“Those bags put us on the map. It’s instant credibility,” Shtern said of the Balenciagas and Pradas sold on Beyond the Rack.
Unlike Gilt, many websites now ship internationally and they’ll also ship you just about anything.
Typical of the sport, most bargain hunters like to play the field and sign up for several flash sale websites.
“About a month ago, I bought a handbag from Gilt,” said Melissa Mattiuzzi, 34, an event coordinator for a cosmetics company in Montreal. The pal brought Mattiuzzi her purse when visiting the city.
“And in April, I bought two pairs of Ray Ban sunglasses and three rings from Erica
Anenberg from Beyond the Rack,” she said. The Ray Bans were $100 each, so she saved about $40 on an aviator model and $80 on the brand’s Wayfarer style. The rings were between $60 and $70 each, and could run $80 to $180 elsewhere online, she said.
Mattiuzzi said she wasn’t worried about not trying on the sunglasses, since she bought them to replace older pairs. The rings were trickier. While Mattiuzzi knew her own size, two of the pieces were gifts. Fortunately, she lucked out and predicted the correct ring size.
“All the brands I buy online are brands that I know,” Mattiuzzi explained. As such, she’s better able to judge whether the size and style will work and she can also tell how good a deal she’s getting.

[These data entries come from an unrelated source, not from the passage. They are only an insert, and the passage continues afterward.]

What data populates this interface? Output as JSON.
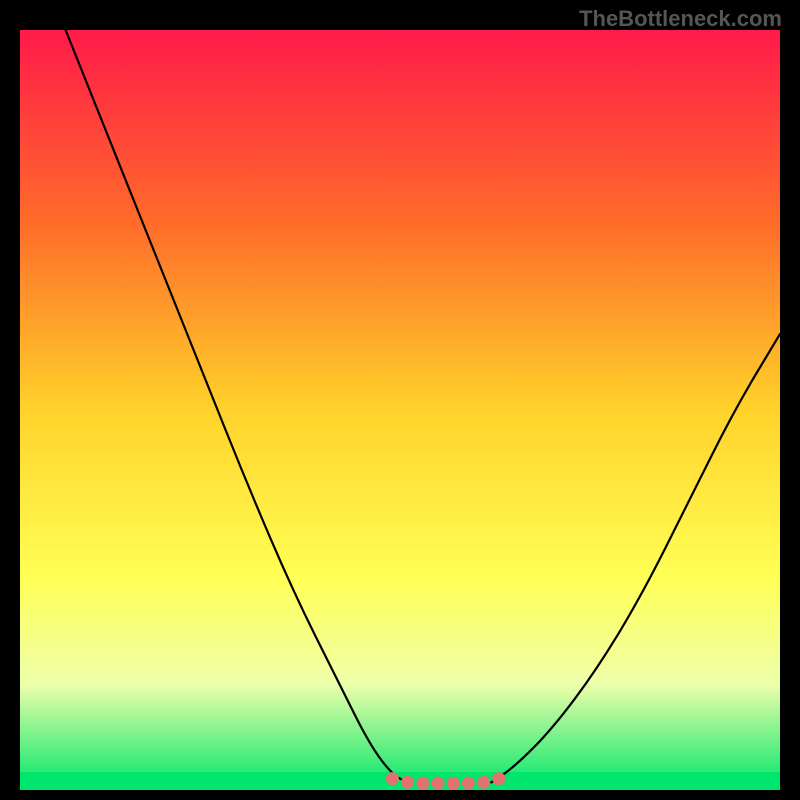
{
  "watermark": "TheBottleneck.com",
  "chart_data": {
    "type": "line",
    "title": "",
    "xlabel": "",
    "ylabel": "",
    "xlim": [
      0,
      100
    ],
    "ylim": [
      0,
      100
    ],
    "background_gradient": {
      "stops": [
        {
          "offset": 0,
          "color": "#ff1a4a"
        },
        {
          "offset": 25,
          "color": "#ff6a2a"
        },
        {
          "offset": 50,
          "color": "#ffd22a"
        },
        {
          "offset": 72,
          "color": "#ffff55"
        },
        {
          "offset": 86,
          "color": "#eeffaa"
        },
        {
          "offset": 100,
          "color": "#00e56b"
        }
      ]
    },
    "series": [
      {
        "name": "left-curve",
        "color": "#000000",
        "x": [
          6,
          12,
          18,
          24,
          30,
          36,
          42,
          46,
          49,
          51
        ],
        "y": [
          100,
          85,
          70,
          55,
          40,
          26,
          14,
          6,
          2,
          1
        ]
      },
      {
        "name": "right-curve",
        "color": "#000000",
        "x": [
          62,
          65,
          70,
          76,
          82,
          88,
          94,
          100
        ],
        "y": [
          1,
          3,
          8,
          16,
          26,
          38,
          50,
          60
        ]
      },
      {
        "name": "bottom-dots",
        "color": "#e0736f",
        "x": [
          49,
          51,
          53,
          55,
          57,
          59,
          61,
          63
        ],
        "y": [
          1.5,
          1,
          0.9,
          0.9,
          0.9,
          0.9,
          1,
          1.5
        ]
      }
    ],
    "annotations": []
  }
}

Dvorah Bowen, who lives in Dollard des Ormeaux, purchased discount Ugg boots for $129 from Beyond the Rack, saving about $70. “Footwear is easy because you know your size,” she said. “Handbags, scarves, accessories are good purchases, too.”

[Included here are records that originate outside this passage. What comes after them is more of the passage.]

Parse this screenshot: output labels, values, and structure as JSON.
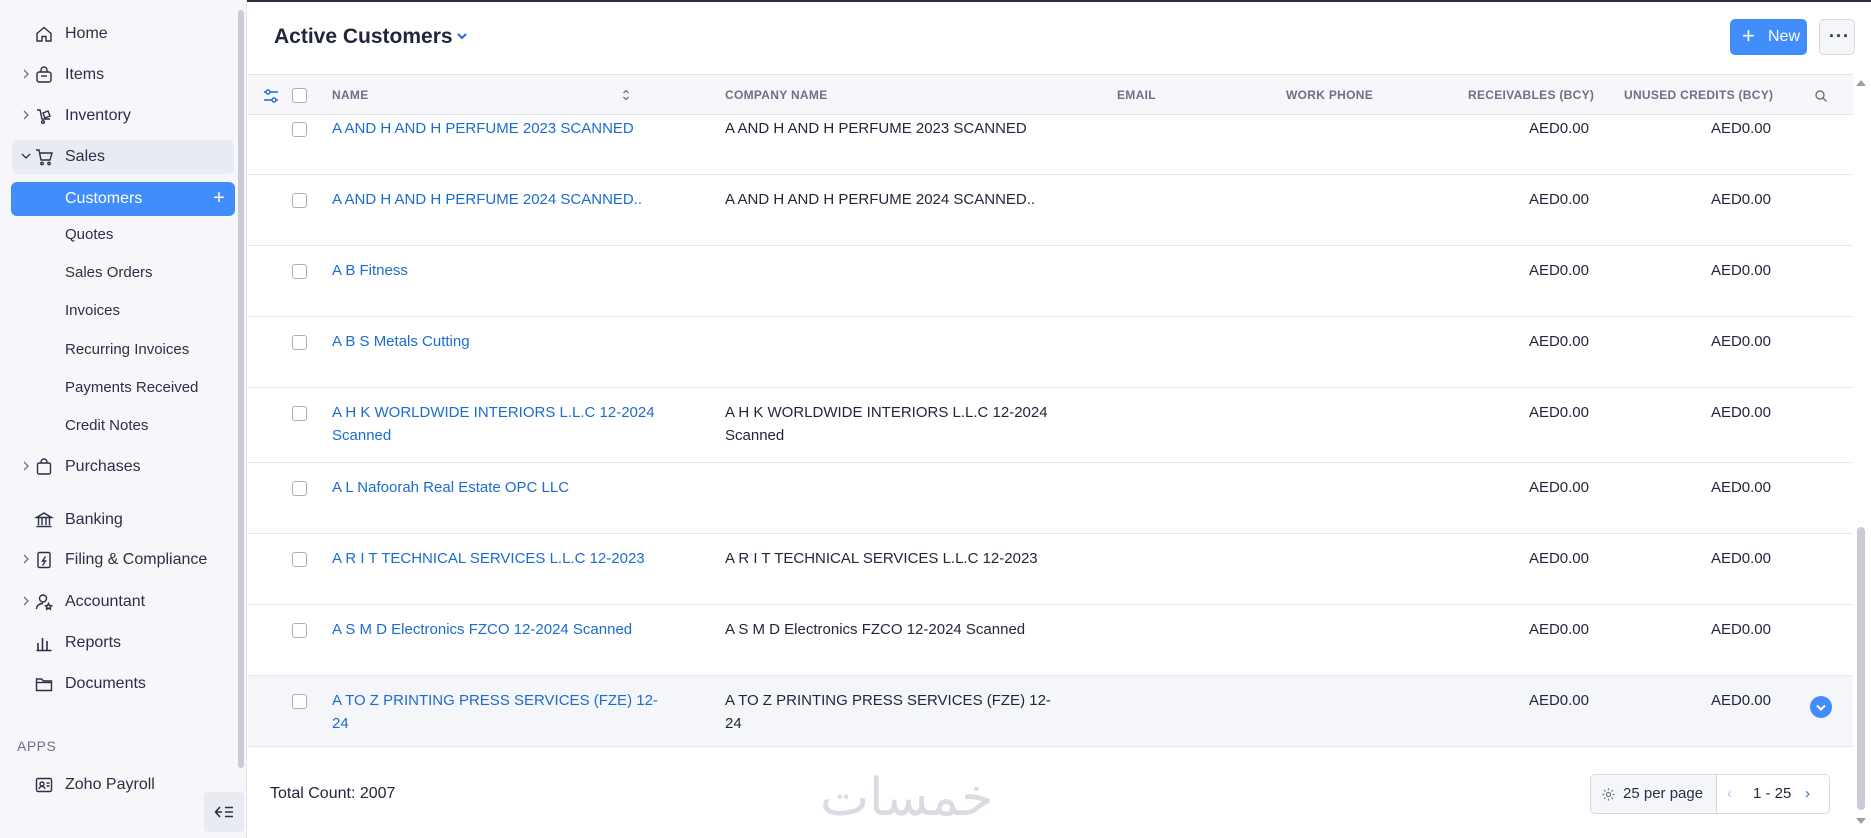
{
  "sidebar": {
    "home": "Home",
    "items": "Items",
    "inventory": "Inventory",
    "sales": "Sales",
    "customers": "Customers",
    "quotes": "Quotes",
    "sales_orders": "Sales Orders",
    "invoices": "Invoices",
    "recurring_invoices": "Recurring Invoices",
    "payments_received": "Payments Received",
    "credit_notes": "Credit Notes",
    "purchases": "Purchases",
    "banking": "Banking",
    "filing": "Filing & Compliance",
    "accountant": "Accountant",
    "reports": "Reports",
    "documents": "Documents",
    "apps_label": "APPS",
    "zoho_payroll": "Zoho Payroll"
  },
  "header": {
    "title": "Active Customers",
    "new_label": "New",
    "more_label": "···"
  },
  "table": {
    "columns": {
      "name": "NAME",
      "company": "COMPANY NAME",
      "email": "EMAIL",
      "phone": "WORK PHONE",
      "receivables": "RECEIVABLES (BCY)",
      "credits": "UNUSED CREDITS (BCY)"
    },
    "rows": [
      {
        "name": "A AND H AND H PERFUME 2023 SCANNED",
        "company": "A AND H AND H PERFUME 2023 SCANNED",
        "receivables": "AED0.00",
        "credits": "AED0.00"
      },
      {
        "name": "A AND H AND H PERFUME 2024 SCANNED..",
        "company": "A AND H AND H PERFUME 2024 SCANNED..",
        "receivables": "AED0.00",
        "credits": "AED0.00"
      },
      {
        "name": "A B Fitness",
        "company": "",
        "receivables": "AED0.00",
        "credits": "AED0.00"
      },
      {
        "name": "A B S Metals Cutting",
        "company": "",
        "receivables": "AED0.00",
        "credits": "AED0.00"
      },
      {
        "name": "A H K WORLDWIDE INTERIORS L.L.C 12-2024 Scanned",
        "company": "A H K WORLDWIDE INTERIORS L.L.C 12-2024 Scanned",
        "receivables": "AED0.00",
        "credits": "AED0.00"
      },
      {
        "name": "A L Nafoorah Real Estate OPC LLC",
        "company": "",
        "receivables": "AED0.00",
        "credits": "AED0.00"
      },
      {
        "name": "A R I T TECHNICAL SERVICES L.L.C 12-2023",
        "company": "A R I T TECHNICAL SERVICES L.L.C 12-2023",
        "receivables": "AED0.00",
        "credits": "AED0.00"
      },
      {
        "name": "A S M D Electronics FZCO 12-2024 Scanned",
        "company": "A S M D Electronics FZCO 12-2024 Scanned",
        "receivables": "AED0.00",
        "credits": "AED0.00"
      },
      {
        "name": "A TO Z PRINTING PRESS SERVICES (FZE) 12-24",
        "company": "A TO Z PRINTING PRESS SERVICES (FZE) 12-24",
        "receivables": "AED0.00",
        "credits": "AED0.00"
      }
    ]
  },
  "footer": {
    "total_count": "Total Count: 2007",
    "watermark": "خمسات",
    "per_page": "25 per page",
    "range": "1 - 25",
    "prev": "‹",
    "next": "›"
  },
  "colors": {
    "accent": "#408dfb",
    "link": "#1b6ccf"
  }
}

“Clothing is another story,” Bowen said. “I would have a hard time buying a dress or pants without trying them on first.”

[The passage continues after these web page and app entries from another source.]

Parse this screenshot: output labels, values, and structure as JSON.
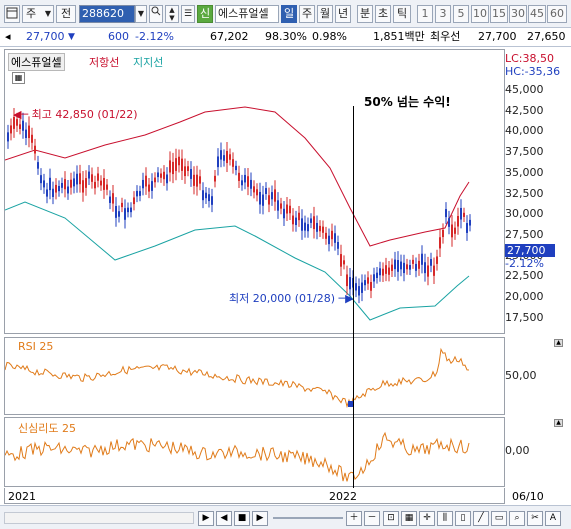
{
  "toolbar": {
    "market_label": "주",
    "type_label": "전",
    "code": "288620",
    "toggle_label": "신",
    "stock_name": "에스퓨얼셀",
    "periods": [
      "일",
      "주",
      "월",
      "년",
      "분",
      "초",
      "틱"
    ],
    "active_period": "일",
    "intervals": [
      "1",
      "3",
      "5",
      "10",
      "15",
      "30",
      "45",
      "60"
    ]
  },
  "quote": {
    "price": "27,700",
    "change": "600",
    "change_pct": "-2.12%",
    "volume": "67,202",
    "vol_ratio": "98.30%",
    "turnover": "0.98%",
    "amount": "1,851백만",
    "prefer_label": "최우선",
    "ask": "27,700",
    "bid": "27,650"
  },
  "price_pane": {
    "legend": [
      "에스퓨얼셀",
      "저항선",
      "지지선"
    ],
    "annotation_high": "최고 42,850 (01/22)",
    "annotation_low": "최저 20,000 (01/28)",
    "callout": "50% 넘는 수익!",
    "lc_label": "LC:38,50",
    "hc_label": "HC:-35,36",
    "price_tag": "27,700",
    "pct_tag": "-2.12%",
    "yticks": [
      "45,000",
      "42,500",
      "40,000",
      "37,500",
      "35,000",
      "32,500",
      "30,000",
      "27,500",
      "25,000",
      "22,500",
      "20,000",
      "17,500"
    ]
  },
  "rsi_pane": {
    "title": "RSI 25",
    "ytick": "50,00"
  },
  "psy_pane": {
    "title": "신심리도 25",
    "ytick": "0,00"
  },
  "xaxis": {
    "labels": [
      "2021",
      "2022"
    ],
    "date": "06/10"
  },
  "colors": {
    "candle_up": "#d62828",
    "candle_down": "#1f3fbf",
    "resistance": "#c8102e",
    "support": "#1aa3a3",
    "indicator": "#e07b1a"
  }
}
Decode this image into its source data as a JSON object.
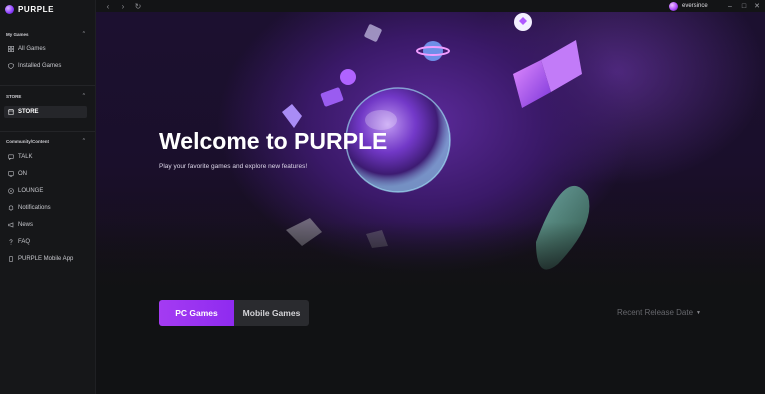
{
  "app": {
    "name": "PURPLE",
    "brand_color": "#8a3bff"
  },
  "sidebar": {
    "sections": [
      {
        "title": "My Games",
        "items": [
          {
            "label": "All Games",
            "icon": "grid-icon"
          },
          {
            "label": "Installed Games",
            "icon": "shield-icon"
          }
        ]
      },
      {
        "title": "STORE",
        "items": [
          {
            "label": "STORE",
            "icon": "store-icon",
            "active": true
          }
        ]
      },
      {
        "title": "Community/Content",
        "items": [
          {
            "label": "TALK",
            "icon": "chat-icon"
          },
          {
            "label": "ON",
            "icon": "monitor-icon"
          },
          {
            "label": "LOUNGE",
            "icon": "lounge-icon"
          },
          {
            "label": "Notifications",
            "icon": "bell-icon"
          },
          {
            "label": "News",
            "icon": "megaphone-icon"
          },
          {
            "label": "FAQ",
            "icon": "question-icon"
          },
          {
            "label": "PURPLE Mobile App",
            "icon": "phone-icon"
          }
        ]
      }
    ]
  },
  "topbar": {
    "username": "eversince"
  },
  "hero": {
    "title": "Welcome to PURPLE",
    "subtitle": "Play your favorite games and explore new features!"
  },
  "tabs": [
    {
      "label": "PC Games",
      "active": true
    },
    {
      "label": "Mobile Games",
      "active": false
    }
  ],
  "sort": {
    "label": "Recent Release Date"
  },
  "colors": {
    "tab_active": "#9b34f1",
    "tab_inactive": "#2a2b2f",
    "background": "#111214"
  }
}
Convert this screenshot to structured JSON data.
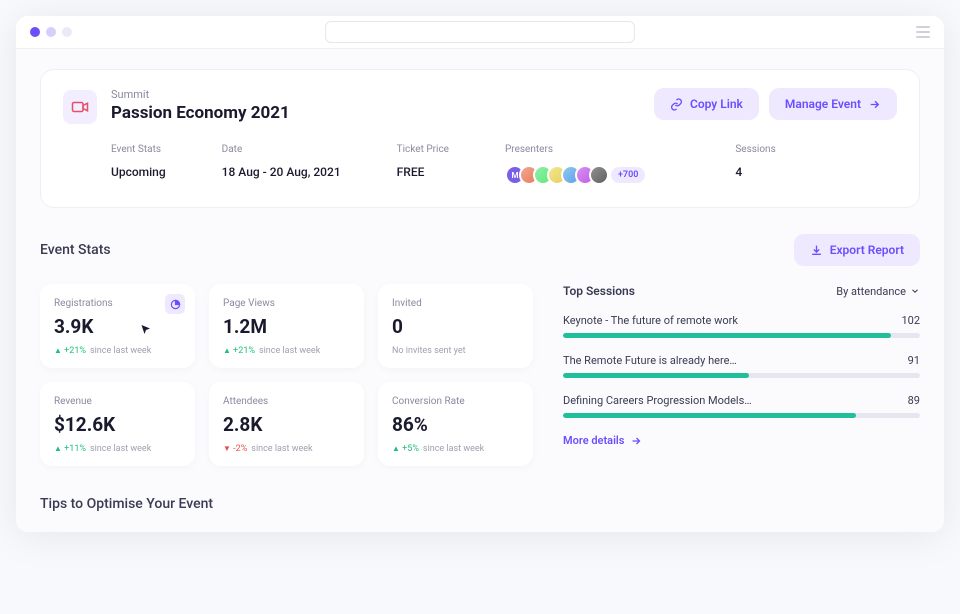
{
  "header": {
    "subtitle": "Summit",
    "title": "Passion Economy 2021",
    "copy_link": "Copy Link",
    "manage_event": "Manage Event",
    "stats": {
      "event_stats_label": "Event Stats",
      "event_stats_value": "Upcoming",
      "date_label": "Date",
      "date_value": "18 Aug - 20 Aug, 2021",
      "ticket_label": "Ticket Price",
      "ticket_value": "FREE",
      "presenters_label": "Presenters",
      "presenters_more": "+700",
      "sessions_label": "Sessions",
      "sessions_value": "4"
    }
  },
  "stats_section": {
    "title": "Event Stats",
    "export": "Export Report",
    "cards": [
      {
        "label": "Registrations",
        "value": "3.9K",
        "delta": "+21%",
        "dir": "up",
        "since": "since last week",
        "has_icon": true
      },
      {
        "label": "Page Views",
        "value": "1.2M",
        "delta": "+21%",
        "dir": "up",
        "since": "since last week"
      },
      {
        "label": "Invited",
        "value": "0",
        "note": "No invites sent yet"
      },
      {
        "label": "Revenue",
        "value": "$12.6K",
        "delta": "+11%",
        "dir": "up",
        "since": "since last week"
      },
      {
        "label": "Attendees",
        "value": "2.8K",
        "delta": "-2%",
        "dir": "down",
        "since": "since last week"
      },
      {
        "label": "Conversion Rate",
        "value": "86%",
        "delta": "+5%",
        "dir": "up",
        "since": "since last week"
      }
    ]
  },
  "top_sessions": {
    "title": "Top Sessions",
    "sort": "By attendance",
    "rows": [
      {
        "name": "Keynote - The future of remote work",
        "count": "102",
        "pct": 92
      },
      {
        "name": "The Remote Future is already here…",
        "count": "91",
        "pct": 52
      },
      {
        "name": "Defining Careers Progression Models…",
        "count": "89",
        "pct": 82
      }
    ],
    "more": "More details"
  },
  "tips_title": "Tips to Optimise Your Event"
}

Unless one is an expert shopper and knows his or her size in the innumerable brands that appear on these websites, potential purchases are often limited.
Faced with a constant barrage of great deals every day, customers often welcome such boundaries.
“I love my deals and I hardly use it,” said Matt Elkind, a Toronto based real estate agent who has been logged on to Gilt Groupe’s men’s site for about a year. He said he has never even heard of half the brands listed, which sometimes makes him feel out of the fashion loop. “And God bless the shoe industry, but my size can go from 8 to 11. So, I can only buy shoes from them by the same manufacturer with consistent sizing.”
Another common complaint with flash sale shoppers is that deliveries to Canada can be slow. It took about three weeks for Mattiuzzi’s sunglasses to arrive and a month for the jewellery from Beyond the Rack, even though the company is in Montreal.
Beyond the Rack typically doesn’t receive the inventory from the distributor until it’s purchased by a customer (except for the sample items in photos). Once the piece arrives at the Montreal warehouse, the item is then repackaged and sent to the customer. All of this can take a while.
Another complaint from Canadian customers concerns shipping costs and return fees. Beyond the Rack doesn’t charge Canadian duties, but a flat $11.95 shipping fee applies to each order, no matter how many items. shipping fee. Returns involve an additional shipping fee.
Some of the biggest fans of flash sale sites are the sellers themselves, who get to ship off their excess inventory and enter a new marketplace.
Montreal based shoe company Modern Vintage earned some major prestige by being posted on Gilt Groupe.
“It really raised our brand awareness we were on the site with other great designers like Chloe and Marc Jacobs who have a huge following,” said Jackie Yermus, creative director of Modern Vintage. These names helped absolve Yermus’s fears about compromising her brand’s identity and selling the product at a reduced cost, since the shoes are typically old stock.